A C O – O P F E D E R A T I O N F E A T U R E
From Vision To Reality
We recently caught up with new Co-op Fed members “The Village Project” (TPV) when they attended The Co-op Federation’s governance session in Sydney.
The Co-op Federation’s Secretary Sam Byrne had consulted with TVP to help establish and register the co-operative so we took the opportunity to interview two of the five founding members, Bindi Lea and Rachel Pines. They shared the story of the origins of this ambitious project and the moments of synchronicity which brought it into being.
The Village Project will be located in a three-storey warehouse. After sitting vacant for 16 years, the building is being transformed into a green building and vibrant community hub that will house retail, food and beverage offerings, co-working and service provider space, a gallery, maker spaces, community areas, a theatre and event space for workshops, films, exhibitions, talks and live music.
The Village Project will be built on the foundations of ethical consumerism, aiming to source goods and services locally.

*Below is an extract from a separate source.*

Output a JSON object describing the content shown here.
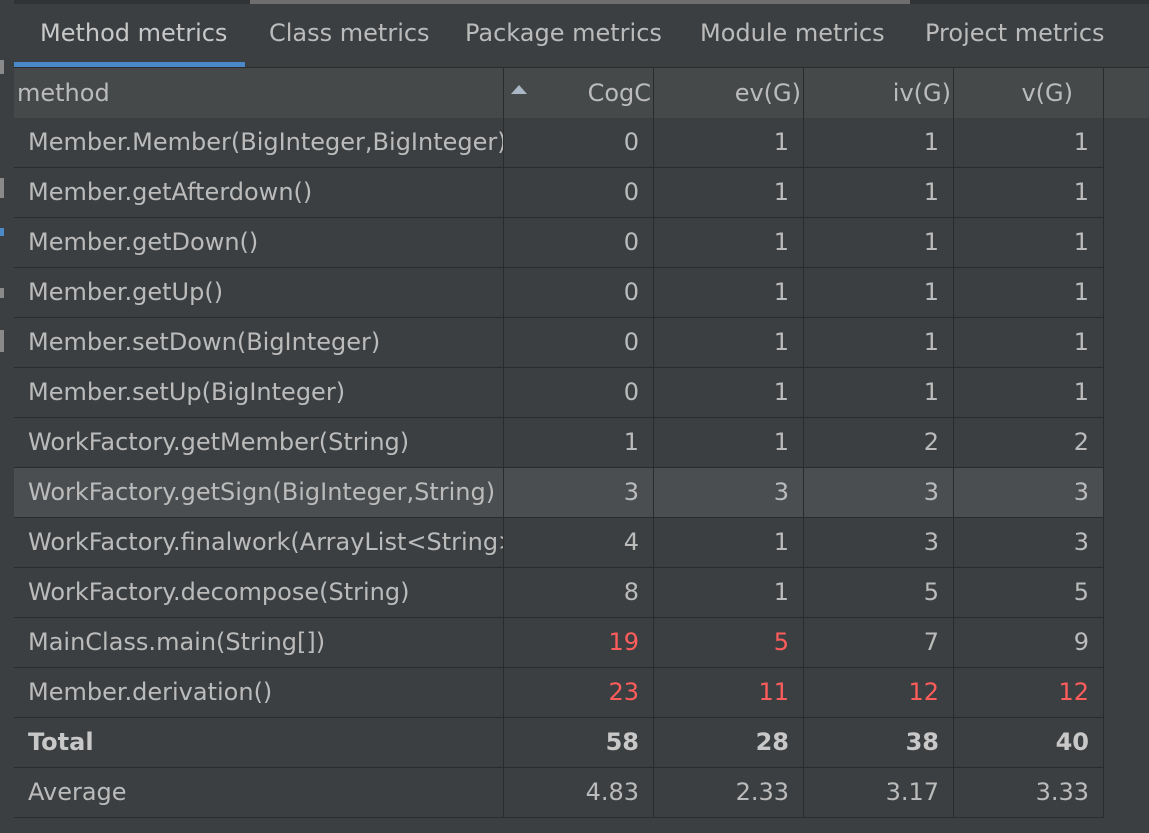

Mutual admiration is what initially united the founding members around a vision, with Bindi a central figure who encouraged the group to form as a co-operative. Bindi and Rachel’s paths had crossed in professional circles and Bindi remembers admiring Rachel’s waste-free lunch and thinking Rachel was someone “who walks the talk”. Rachel was won over by Bindi’s vision for the building that would come to house The Village Project and was impressed by her work ethic.
The Village Project Building
Following images © The Village Project
Getting The Building
The seed which would eventually germinate and grow into the project came in the form an abandoned three-story building in Summer Hill.
Bindi: For years I had my eye on this building though I hadn’t told a soul about it. Completely randomly two friends independently said to me, word for word “Bindi, you have so many ideas, why don’t you do all your ideas in that building next to the IGA”. At that point I
was really weirded out, but I thought, Okay, I better get on this!
Two weeks later I was sitting in a café telling one of those two friends the story and that I also suspected I knew the building owner. At that exact moment, the building owner walked into the cafe! I walked over to him and said, “I want your building”. He was trying to have breakfast with his wife, poor guy, and asked “which floor? And I said “No, I want all your whole building” he looked up at me, amused but then he said, “Okay, we’ll talk”.
That birthed a collaboration between him and our team that has lasted 18 months now and that is why we feel like everything will just work out, it is just meant to be.”
Why A Co-op?
Bindi: I didn’t even think of co-operatives because I didn’t know much about them and to be 100% honest, I thought they were a bit dated. So instead, I started dreaming up what my perfect model would be. I thought I want it to be open, I want it to be democratic, I want everyone to have a say, and then I started reading about co-operatives and I realised: Oh, it’s already a model!
I got challenged on the co-operative model at first. People were worried that after all the work I had put into setting up The Village Project that the Board and members would have the ability to remove me a Board Director. My response was, That’s fine. This isn’t ‘my’ project, it’s ours. And if they think I’m not fulfilling my role as a Board Director then remove me from my role because I trust that the people involved in this have the right motives and want what’s best for the project.
Rachel: I grew up in England so I have that understanding. When I was a kid, our local supermarket was the co-op supermarket, it was just what workers did when they came together, but a lot of people don’t have that in Australia.
Because it was so big in the 70s it does have that old fashioned vibe but now that perception is changing again, and it gives co-operatives a massive opportunity.
What personal qualities do you think are important to running a successful co-op?
Rachel: To be laid back and not take things personally. Be able to hear criticism and give feedback.
Bindi: I think you’ve got to be comfortable to express your opinion but also be comfortable to be challenged so it’s amazing that all of us are open to that process.
Both women agree, the most heart-warming element of the project so far has been the support from community and the commitment from such skilled volunteers who have rallied behind the project.
Bindi: They are so highly skilled, and they are so generous in giving us their time.
Rachel: Meetings are so interesting because they’re really collaborative. There’s no friction, we disagree on things and then we work through it and it’s a really fascinating process.